The Lament of Jack the Wonder Dog
Cher Hughes was a sparkling, lively woman. Her friends, Chris and Sandi Hodge, described her as positive, fun-loving and well-liked by the community. She had a winning smile and an adventurous sprit. She loved children, but had none of her own. She also loved animals, and kept a pack of good-tempered hounds. Jack, a slender black Doberman, was her most loyal.
In early 2010, Cher was recently separated from her husband Keith Werle and lived alone at her private island home in Cauchero, a mile or so from the Hacienda Cortez.
“We were neighbors with Wild Bill and his wife,” explained Keith. “We used to have them over for dinner.”
On March 23rd, 2010, Bill invited Cher to his house, and at around 8.00pm, called her outside to look at the sloths. When her back was turned, he pulled out his gun, aimed and fired.
Why did Wild Bill prey on Cher, a woman who would be so obviously missed? Was it vanity? Pride? Or simple drunken misjudgement? As a psychopath, he was unable to feel empathy or experience true friendship, and hence, may not have comprehended the intimate nature of Cher’s own friendships. Few could accept her sudden and unannounced departure.
On June 20th, police finally responded to ongoing pleas from Cher’s friends and family. They dispatched a team of investigators to look into Cher’s disappearance and landed at Hacienda Cortez. Jack the Doberman was visibly distressed. They followed him into the garden where he lay down on a pile of freshly turned soil. The investigators dug.
One by one they extracted the decomposed remains of Cher Hughes, Bo Icelar and the Brown family. Inside the house, they discovered numerous documents pertaining to finances, assorted weaponry, satanic literature, and a jar filled with human teeth. Both Wild Bill and his accomplice, Jane Cortez, were gone.
Bill and Jane’s Central American sojourn ended much like it began — with a high-speed chase and a dash for an international border. This time they failed to escape. On July 26th 2010, the Nicaraguan army apprehended the couple as they made a break for the jungle-shrouded San Juan river. Clapped in chains and escorted back to Panama, the pair were paraded before the cameras like a pair of circus curiosities.
Once in police custody, Bill confessed to everything. Laura Reese, aka Jane Cortez, denied any involvement in the murders. The pair are awaiting trial in David, western Panama.

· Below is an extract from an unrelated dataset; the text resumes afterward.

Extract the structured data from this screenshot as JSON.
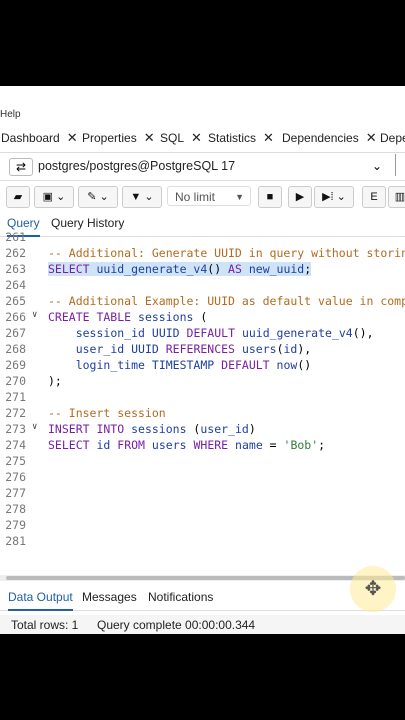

Meanwhile, in the days following the grizzly exhumation at Hacienda Cortez, Bocas went into shock. People fell silent, horrified and uncertain. As Sandi Hodge famously said to ABC news:
“We think we know one another — but no, not really…”
But if that is true of Bocas, it is true of anywhere. From suburban London to outback Australia, monsters lurk in the most of prosaic places – why not Bocas too? Of course, the mean joke between salty expatriates — which can only be understood in light of Panama’s unusually jaded love-hate relationship with the United States — is that the country’s first serial killer just had to be American.
Another Rainy Night in Panama
Back at my cabin, a relentless deluge had settled over the island. Giant droplets pelted the tin roof. Wind clattered the clapboard walls. Waves washed over the deck. Tree trunks, branches and random flotsam collided with the floor boards. The whole dilapidated structure banged and creaked and shook, threatening to break away into the torment.
Determined to beat my writer’s block, I closed my eyes and tried to conjure a complete and final image of Wild Bill. He appeared to me at the precipice with his gun, a brooding storm of dark and terrible omniscience. But this was a lie, a mirage: Bill was no god.
In reality, he was like some bully huntsman, who after tracking an animal across the wilderness, murders it at a sly and opportune moment, cuts off its horns and leaves the carcass to rot in the undergrowth. For all his work, he considers himself a very skilled and able sportsman, never realising he is a nothing but a petty sadist and a tyrant.
I picked up my pen and wrote down the words:
“I was lying in a hammock in a half-fallen shack on the water…”
Source: Perceptive Travel